Once the pictures are removed, restate the data below word for word.

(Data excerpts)
........
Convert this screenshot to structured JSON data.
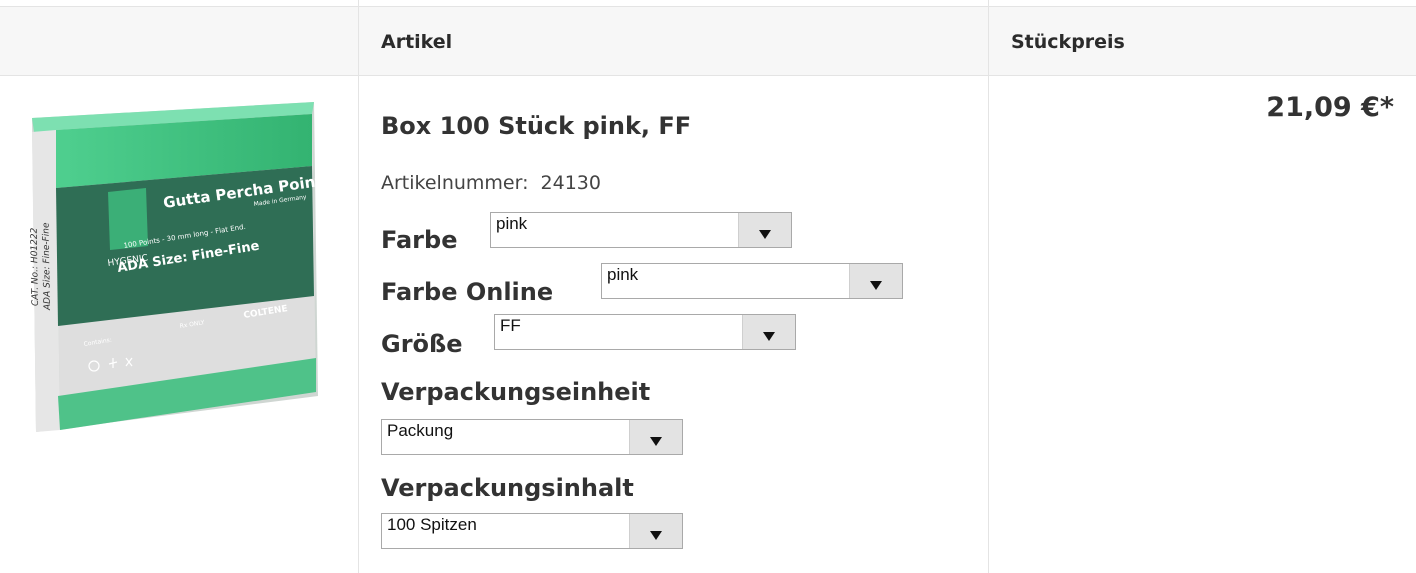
{
  "table": {
    "col_article": "Artikel",
    "col_price": "Stückpreis"
  },
  "product": {
    "image_label": {
      "brand": "HYGENIC",
      "name": "Gutta Percha Points",
      "made_in": "Made in Germany",
      "spec": "100 Points - 30 mm long - Flat End.",
      "size": "ADA Size: Fine-Fine",
      "cat": "CAT. No.: H01222",
      "side_size": "ADA Size: Fine-Fine",
      "rx": "Rx ONLY",
      "maker": "COLTENE",
      "contains": "Contains:"
    },
    "title": "Box 100 Stück pink, FF",
    "artnr_label": "Artikelnummer:",
    "artnr_value": "24130",
    "price": "21,09 €*"
  },
  "options": {
    "farbe": {
      "label": "Farbe",
      "value": "pink"
    },
    "farbe_online": {
      "label": "Farbe Online",
      "value": "pink"
    },
    "groesse": {
      "label": "Größe",
      "value": "FF"
    },
    "verpackungseinheit": {
      "label": "Verpackungseinheit",
      "value": "Packung"
    },
    "verpackungsinhalt": {
      "label": "Verpackungsinhalt",
      "value": "100 Spitzen"
    }
  },
  "colors": {
    "box_green": "#3fbf7f",
    "box_dark": "#2e6b55",
    "box_grey": "#dcdcdc"
  },
  "icons": [
    "chevron-down-icon"
  ]
}
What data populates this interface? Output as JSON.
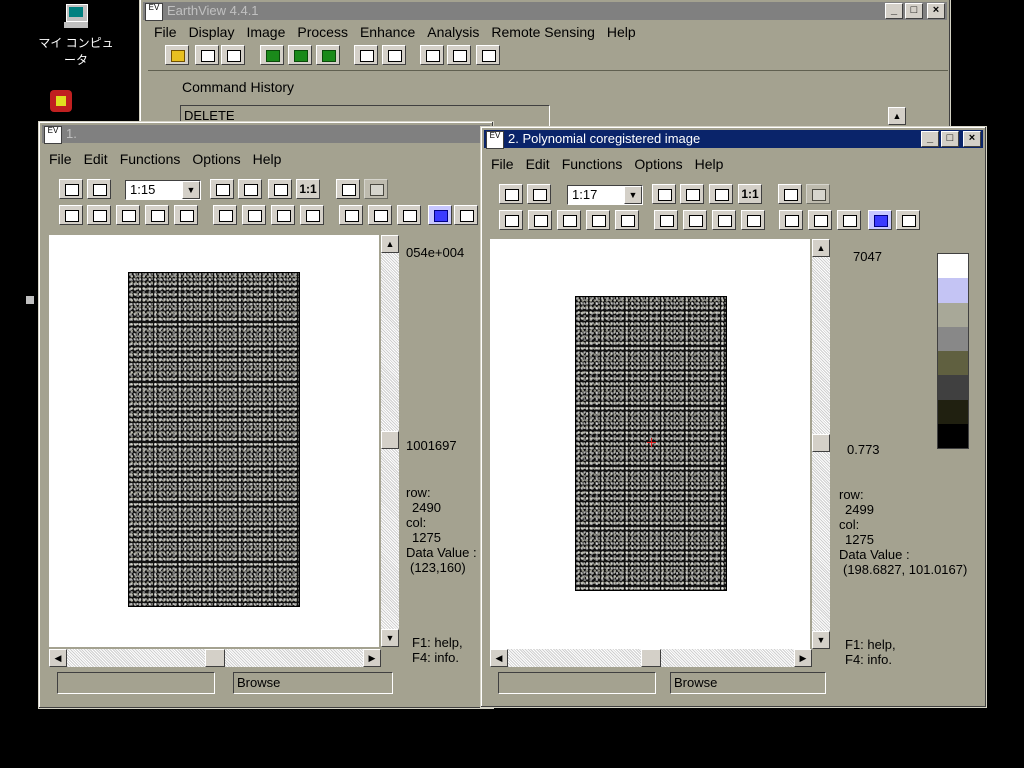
{
  "desktop": {
    "my_computer_label": "マイ コンピュータ"
  },
  "main_window": {
    "title": "EarthView 4.4.1",
    "menu": [
      "File",
      "Display",
      "Image",
      "Process",
      "Enhance",
      "Analysis",
      "Remote Sensing",
      "Help"
    ],
    "command_history_label": "Command History",
    "command_history_value": "DELETE"
  },
  "window1": {
    "title": "1.",
    "menu": [
      "File",
      "Edit",
      "Functions",
      "Options",
      "Help"
    ],
    "zoom": "1:15",
    "scale_top": "054e+004",
    "scale_bottom": "1001697",
    "row_label": "row:",
    "row_value": "2490",
    "col_label": "col:",
    "col_value": "1275",
    "data_value_label": "Data Value :",
    "data_value": "(123,160)",
    "help1": "F1: help,",
    "help2": "F4: info.",
    "status_right": "Browse",
    "status_left": ""
  },
  "window2": {
    "title": "2. Polynomial coregistered image",
    "menu": [
      "File",
      "Edit",
      "Functions",
      "Options",
      "Help"
    ],
    "zoom": "1:17",
    "scale_top": "7047",
    "scale_bottom": "0.773",
    "row_label": "row:",
    "row_value": "2499",
    "col_label": "col:",
    "col_value": "1275",
    "data_value_label": "Data Value :",
    "data_value": "(198.6827, 101.0167)",
    "help1": "F1: help,",
    "help2": "F4: info.",
    "status_right": "Browse",
    "status_left": "",
    "color_scale": [
      "#ffffff",
      "#c4c4f4",
      "#a8a898",
      "#888888",
      "#606040",
      "#404040",
      "#202010",
      "#000000"
    ]
  },
  "toolbar_label_one_to_one": "1:1"
}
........
* Task solution:
Convert this screenshot to structured JSON data.
{
  "table": {
    "col_article": "Artikel",
    "col_price": "Stückpreis"
  },
  "product": {
    "image_label": {
      "brand": "HYGENIC",
      "name": "Gutta Percha Points",
      "made_in": "Made in Germany",
      "spec": "100 Points - 30 mm long - Flat End.",
      "size": "ADA Size: Fine-Fine",
      "cat": "CAT. No.: H01222",
      "side_size": "ADA Size: Fine-Fine",
      "rx": "Rx ONLY",
      "maker": "COLTENE",
      "contains": "Contains:"
    },
    "title": "Box 100 Stück pink, FF",
    "artnr_label": "Artikelnummer:",
    "artnr_value": "24130",
    "price": "21,09 €*"
  },
  "options": {
    "farbe": {
      "label": "Farbe",
      "value": "pink"
    },
    "farbe_online": {
      "label": "Farbe Online",
      "value": "pink"
    },
    "groesse": {
      "label": "Größe",
      "value": "FF"
    },
    "verpackungseinheit": {
      "label": "Verpackungseinheit",
      "value": "Packung"
    },
    "verpackungsinhalt": {
      "label": "Verpackungsinhalt",
      "value": "100 Spitzen"
    }
  },
  "colors": {
    "box_green": "#3fbf7f",
    "box_dark": "#2e6b55",
    "box_grey": "#dcdcdc"
  },
  "icons": [
    "chevron-down-icon"
  ]
}
What data populates this interface? Output as JSON.
{
  "desktop": {
    "my_computer_label": "マイ コンピュータ"
  },
  "main_window": {
    "title": "EarthView 4.4.1",
    "menu": [
      "File",
      "Display",
      "Image",
      "Process",
      "Enhance",
      "Analysis",
      "Remote Sensing",
      "Help"
    ],
    "command_history_label": "Command History",
    "command_history_value": "DELETE"
  },
  "window1": {
    "title": "1.",
    "menu": [
      "File",
      "Edit",
      "Functions",
      "Options",
      "Help"
    ],
    "zoom": "1:15",
    "scale_top": "054e+004",
    "scale_bottom": "1001697",
    "row_label": "row:",
    "row_value": "2490",
    "col_label": "col:",
    "col_value": "1275",
    "data_value_label": "Data Value :",
    "data_value": "(123,160)",
    "help1": "F1: help,",
    "help2": "F4: info.",
    "status_right": "Browse",
    "status_left": ""
  },
  "window2": {
    "title": "2. Polynomial coregistered image",
    "menu": [
      "File",
      "Edit",
      "Functions",
      "Options",
      "Help"
    ],
    "zoom": "1:17",
    "scale_top": "7047",
    "scale_bottom": "0.773",
    "row_label": "row:",
    "row_value": "2499",
    "col_label": "col:",
    "col_value": "1275",
    "data_value_label": "Data Value :",
    "data_value": "(198.6827, 101.0167)",
    "help1": "F1: help,",
    "help2": "F4: info.",
    "status_right": "Browse",
    "status_left": "",
    "color_scale": [
      "#ffffff",
      "#c4c4f4",
      "#a8a898",
      "#888888",
      "#606040",
      "#404040",
      "#202010",
      "#000000"
    ]
  },
  "toolbar_label_one_to_one": "1:1"
}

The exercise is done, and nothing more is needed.